The Upsetting Reason Kyoto, Japan Is Banning Tourists From Certain Areas In The City

Japan is a must-visit destination loved for its contemporary culture mixed with thriving traditions. To experience this unique blend of the old and the new, millions of tourists flock to Kyoto each year, Japan's former capital. Kyoto is just a two-hour shinkansen (bullet train) ride from Tokyo but has a personality all its own, with its famous ancient temples, stunning natural scenery, and a comforting slower pace.

Unfortunately, the droves of visitors in recent years are contributing to overtourism, a problem Kyoto has struggled to manage. But that might be changing in 2024 after the city's new mayor, Koji Matsui, vowed to crack down on the crowds and as new restrictions are put in place in the popular neighborhood of Gion.

Gion is renowned for its geisha, and tourists have been known to loiter around the area — and even scream and push other pedestrians — in an attempt to catch a glimpse of the powder-faced hostesses. Now, Kyoto is barring tourists from entering certain alleyways frequented by geisha. Isokazu Ota, a local district official, told AP News, "We are going to put up signs in April that tell tourists to stay out of our private streets." Those who don't obey the order will be fined 10,000 yen, or about $65.

Geisha have long been harassed by tourists

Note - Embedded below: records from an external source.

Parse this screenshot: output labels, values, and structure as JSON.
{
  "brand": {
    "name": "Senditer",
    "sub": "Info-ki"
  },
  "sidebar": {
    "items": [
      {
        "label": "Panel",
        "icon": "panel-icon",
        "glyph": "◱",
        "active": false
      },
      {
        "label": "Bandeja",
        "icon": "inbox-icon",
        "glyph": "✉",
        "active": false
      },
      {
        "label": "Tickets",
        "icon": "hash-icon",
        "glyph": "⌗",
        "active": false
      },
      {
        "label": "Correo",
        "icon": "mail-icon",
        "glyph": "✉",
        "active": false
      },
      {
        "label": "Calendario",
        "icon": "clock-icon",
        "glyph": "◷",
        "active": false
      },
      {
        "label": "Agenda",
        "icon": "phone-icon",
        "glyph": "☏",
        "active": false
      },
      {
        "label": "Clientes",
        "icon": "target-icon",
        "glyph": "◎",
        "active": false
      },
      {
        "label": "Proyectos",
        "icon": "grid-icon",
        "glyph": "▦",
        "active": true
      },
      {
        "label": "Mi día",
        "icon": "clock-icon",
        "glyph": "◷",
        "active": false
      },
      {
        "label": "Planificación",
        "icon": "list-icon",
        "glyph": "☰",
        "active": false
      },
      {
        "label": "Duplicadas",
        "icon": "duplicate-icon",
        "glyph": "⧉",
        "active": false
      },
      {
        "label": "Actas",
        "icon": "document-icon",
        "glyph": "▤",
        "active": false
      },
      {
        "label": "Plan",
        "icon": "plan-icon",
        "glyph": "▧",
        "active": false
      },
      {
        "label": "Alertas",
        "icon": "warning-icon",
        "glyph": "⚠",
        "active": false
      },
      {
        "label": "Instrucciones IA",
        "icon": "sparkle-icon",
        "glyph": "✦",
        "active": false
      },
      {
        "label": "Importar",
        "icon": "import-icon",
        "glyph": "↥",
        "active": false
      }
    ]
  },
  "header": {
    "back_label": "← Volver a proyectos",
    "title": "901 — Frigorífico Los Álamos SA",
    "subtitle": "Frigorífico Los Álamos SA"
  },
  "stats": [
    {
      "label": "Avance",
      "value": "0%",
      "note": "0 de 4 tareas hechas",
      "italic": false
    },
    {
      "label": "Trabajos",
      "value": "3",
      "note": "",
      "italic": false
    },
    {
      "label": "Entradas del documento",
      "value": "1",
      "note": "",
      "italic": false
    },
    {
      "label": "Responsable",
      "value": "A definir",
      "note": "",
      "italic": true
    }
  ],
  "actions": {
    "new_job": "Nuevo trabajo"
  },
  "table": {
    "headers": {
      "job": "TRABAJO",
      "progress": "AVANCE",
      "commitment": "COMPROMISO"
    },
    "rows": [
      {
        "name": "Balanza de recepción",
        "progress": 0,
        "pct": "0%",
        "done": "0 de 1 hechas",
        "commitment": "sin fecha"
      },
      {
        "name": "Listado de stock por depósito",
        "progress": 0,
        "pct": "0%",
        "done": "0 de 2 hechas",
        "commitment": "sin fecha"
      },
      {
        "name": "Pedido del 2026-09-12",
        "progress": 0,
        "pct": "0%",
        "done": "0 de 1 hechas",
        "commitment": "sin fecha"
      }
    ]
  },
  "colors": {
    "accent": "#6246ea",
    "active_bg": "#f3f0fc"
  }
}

Geisha are considered an icon of Japanese culture, especially by outsiders who have only seen geisha in movies or pictures. However, it's a common mistake to assume these working women are similar to a Disney World character, available to mingle with the tourists and snap selfies beside. This misconception has created an atmosphere where geisha are often on the receiving end of harassment, sometimes from tourists who simply aren't familiar with the local customs.

Gion began taking measures to protect geisha in 2019 when the local government placed no-photography signs on private streets and sent messages to tourists' phones reminding them to not photograph geisha without their permission.

At its core, Japan is a country that cherishes privacy, where people often avoid sharing their faces even on their personal social media channels. Geisha, too, tend to share these values. A geisha named Kiku told CNN, "[A]ll the attention can be bothersome at times, as geisha are only human and not objects. So we would appreciate our privacy being respected by not having our photo taken when we are walking with a guest or aren't on the way to work."

How to behave when visiting Kyoto

It's important to be a considerate tourist when visiting Japan, and Kyoto's Gion district is no exception. If you visit the neighborhood and run into a geisha, consider yourself lucky — and then be sure to remain courteous. Don't enter private streets where guests are banned, and avoid the temptation to follow the hostess or snap photos. Instead, consider booking a private geisha show through a travel agency or tour guide (but note that the experience can be pricey!).

There are other rules and customs to be aware of when exploring Kyoto. For instance, it's generally frowned upon to walk while eating, even if you grab food from a street food stand. Before strolling around with a stick of dango (a Japanese dumpling), look for signs forbidding walking while eating or ask the food vendor where you should enjoy your treat.

Finally, though it might seem obvious, don't vandalize famous sites (or anything else, for that matter). In 2018, over 100 bamboo stalks in Kyoto's Arashiyama Bamboo Forest were found to have been damaged, mostly by tourists carving their names or initials in the plants. In 2023, a teenaged tourist also made headlines after scratching his name in a temple pillar in the nearby city of Nara. The temple swiftly responded with a sign reminding visitors that they may be punished for acts of vandalism.